* TASK DESCRIPTION: Would you please copy every line from the records that contains the word "CyberTux"?

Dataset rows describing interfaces
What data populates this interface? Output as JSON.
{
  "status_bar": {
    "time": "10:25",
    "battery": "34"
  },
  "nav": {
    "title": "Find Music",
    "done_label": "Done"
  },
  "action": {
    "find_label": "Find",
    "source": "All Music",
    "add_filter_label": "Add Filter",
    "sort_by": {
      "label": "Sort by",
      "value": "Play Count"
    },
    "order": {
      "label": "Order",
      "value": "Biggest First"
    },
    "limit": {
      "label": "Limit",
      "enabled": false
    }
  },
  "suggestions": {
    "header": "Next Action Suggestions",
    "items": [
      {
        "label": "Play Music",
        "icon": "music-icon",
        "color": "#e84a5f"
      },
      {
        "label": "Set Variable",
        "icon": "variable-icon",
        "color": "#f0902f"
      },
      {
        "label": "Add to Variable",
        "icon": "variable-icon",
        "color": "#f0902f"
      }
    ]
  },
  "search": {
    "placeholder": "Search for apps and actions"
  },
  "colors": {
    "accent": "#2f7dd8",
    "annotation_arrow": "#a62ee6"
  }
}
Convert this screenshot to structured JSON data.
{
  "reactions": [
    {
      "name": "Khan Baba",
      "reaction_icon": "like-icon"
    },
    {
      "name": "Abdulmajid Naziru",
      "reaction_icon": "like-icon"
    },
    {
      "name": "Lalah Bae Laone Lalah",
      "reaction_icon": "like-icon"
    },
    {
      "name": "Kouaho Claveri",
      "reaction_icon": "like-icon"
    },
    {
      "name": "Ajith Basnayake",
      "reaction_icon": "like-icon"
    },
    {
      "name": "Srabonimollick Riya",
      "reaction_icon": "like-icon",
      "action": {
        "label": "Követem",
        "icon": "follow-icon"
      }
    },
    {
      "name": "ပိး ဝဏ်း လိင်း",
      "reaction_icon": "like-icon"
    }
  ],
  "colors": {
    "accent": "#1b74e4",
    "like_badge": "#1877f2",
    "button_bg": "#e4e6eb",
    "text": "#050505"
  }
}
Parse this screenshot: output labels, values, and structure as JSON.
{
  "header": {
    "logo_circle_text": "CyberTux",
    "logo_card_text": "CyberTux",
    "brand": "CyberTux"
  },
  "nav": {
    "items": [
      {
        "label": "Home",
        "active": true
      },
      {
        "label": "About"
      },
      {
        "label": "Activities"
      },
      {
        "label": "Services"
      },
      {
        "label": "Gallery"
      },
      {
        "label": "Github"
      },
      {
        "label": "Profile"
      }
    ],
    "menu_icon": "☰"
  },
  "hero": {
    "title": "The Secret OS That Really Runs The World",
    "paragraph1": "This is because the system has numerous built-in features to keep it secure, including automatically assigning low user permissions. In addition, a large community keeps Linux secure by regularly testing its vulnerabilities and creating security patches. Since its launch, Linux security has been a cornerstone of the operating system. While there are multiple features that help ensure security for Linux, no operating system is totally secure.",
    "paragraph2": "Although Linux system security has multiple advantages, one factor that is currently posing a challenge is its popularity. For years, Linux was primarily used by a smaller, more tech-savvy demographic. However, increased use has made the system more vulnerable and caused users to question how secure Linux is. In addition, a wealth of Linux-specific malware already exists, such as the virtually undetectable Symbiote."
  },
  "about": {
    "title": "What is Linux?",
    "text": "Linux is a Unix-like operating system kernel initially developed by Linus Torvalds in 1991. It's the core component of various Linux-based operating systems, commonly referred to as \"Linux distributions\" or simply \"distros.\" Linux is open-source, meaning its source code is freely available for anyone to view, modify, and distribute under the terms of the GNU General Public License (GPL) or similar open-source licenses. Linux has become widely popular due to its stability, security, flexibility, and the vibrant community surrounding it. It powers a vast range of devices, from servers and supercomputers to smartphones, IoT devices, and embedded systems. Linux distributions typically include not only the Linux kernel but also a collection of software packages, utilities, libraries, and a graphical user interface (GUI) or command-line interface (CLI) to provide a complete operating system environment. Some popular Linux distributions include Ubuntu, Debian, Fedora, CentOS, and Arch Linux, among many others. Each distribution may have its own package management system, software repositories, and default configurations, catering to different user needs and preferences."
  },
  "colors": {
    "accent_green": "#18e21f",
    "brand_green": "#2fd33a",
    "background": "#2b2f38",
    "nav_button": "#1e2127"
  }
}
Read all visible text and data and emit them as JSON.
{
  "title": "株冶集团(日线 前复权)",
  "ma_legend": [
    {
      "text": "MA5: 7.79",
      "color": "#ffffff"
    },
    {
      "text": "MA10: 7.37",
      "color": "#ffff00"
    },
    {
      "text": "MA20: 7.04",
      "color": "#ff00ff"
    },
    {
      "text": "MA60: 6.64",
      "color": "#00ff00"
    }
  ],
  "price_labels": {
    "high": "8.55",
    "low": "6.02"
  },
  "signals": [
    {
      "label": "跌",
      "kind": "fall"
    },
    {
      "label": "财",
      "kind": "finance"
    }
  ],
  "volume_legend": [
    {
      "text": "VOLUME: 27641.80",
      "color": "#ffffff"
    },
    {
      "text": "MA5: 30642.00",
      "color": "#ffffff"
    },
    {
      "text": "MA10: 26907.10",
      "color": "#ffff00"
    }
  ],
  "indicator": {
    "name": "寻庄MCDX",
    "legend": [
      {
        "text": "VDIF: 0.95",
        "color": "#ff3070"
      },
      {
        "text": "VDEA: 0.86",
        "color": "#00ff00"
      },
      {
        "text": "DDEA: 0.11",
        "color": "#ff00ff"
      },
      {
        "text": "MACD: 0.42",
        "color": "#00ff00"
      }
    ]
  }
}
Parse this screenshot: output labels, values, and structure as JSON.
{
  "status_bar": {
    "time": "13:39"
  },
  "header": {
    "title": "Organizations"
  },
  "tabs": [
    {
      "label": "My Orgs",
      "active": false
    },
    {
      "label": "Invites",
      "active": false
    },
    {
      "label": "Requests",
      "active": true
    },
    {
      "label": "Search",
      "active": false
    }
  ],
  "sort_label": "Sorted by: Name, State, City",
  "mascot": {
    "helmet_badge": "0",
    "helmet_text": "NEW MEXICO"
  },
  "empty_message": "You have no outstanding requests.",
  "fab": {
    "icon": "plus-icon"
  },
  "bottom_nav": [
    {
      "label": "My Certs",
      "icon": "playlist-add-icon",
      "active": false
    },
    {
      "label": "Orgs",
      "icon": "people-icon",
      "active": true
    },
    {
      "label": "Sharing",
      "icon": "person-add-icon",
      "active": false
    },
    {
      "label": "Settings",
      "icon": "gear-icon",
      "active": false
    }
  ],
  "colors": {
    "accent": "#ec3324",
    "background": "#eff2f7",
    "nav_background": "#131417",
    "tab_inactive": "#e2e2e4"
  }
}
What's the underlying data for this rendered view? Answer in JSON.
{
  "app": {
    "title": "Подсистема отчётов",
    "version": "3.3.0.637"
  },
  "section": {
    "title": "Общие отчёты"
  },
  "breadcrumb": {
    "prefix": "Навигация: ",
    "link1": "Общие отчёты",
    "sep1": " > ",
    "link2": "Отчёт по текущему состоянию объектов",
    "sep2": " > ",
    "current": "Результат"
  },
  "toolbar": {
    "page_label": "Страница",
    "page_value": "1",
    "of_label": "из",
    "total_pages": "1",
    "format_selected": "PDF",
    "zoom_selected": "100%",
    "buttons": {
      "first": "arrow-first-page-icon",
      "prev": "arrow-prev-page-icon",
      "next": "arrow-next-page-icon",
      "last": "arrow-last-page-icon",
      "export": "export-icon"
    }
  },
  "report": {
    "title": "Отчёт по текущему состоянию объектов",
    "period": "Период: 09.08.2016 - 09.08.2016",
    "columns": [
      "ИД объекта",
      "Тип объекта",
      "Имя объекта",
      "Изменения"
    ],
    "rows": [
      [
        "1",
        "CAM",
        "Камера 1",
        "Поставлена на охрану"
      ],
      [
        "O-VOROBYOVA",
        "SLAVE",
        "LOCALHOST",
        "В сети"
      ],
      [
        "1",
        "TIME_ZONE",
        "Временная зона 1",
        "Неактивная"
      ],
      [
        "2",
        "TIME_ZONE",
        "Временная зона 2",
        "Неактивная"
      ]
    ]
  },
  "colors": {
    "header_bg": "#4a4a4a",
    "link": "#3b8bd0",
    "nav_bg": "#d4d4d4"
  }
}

* EXERCISE RESPONSE:
    "logo_circle_text": "CyberTux",
    "logo_card_text": "CyberTux",
    "brand": "CyberTux"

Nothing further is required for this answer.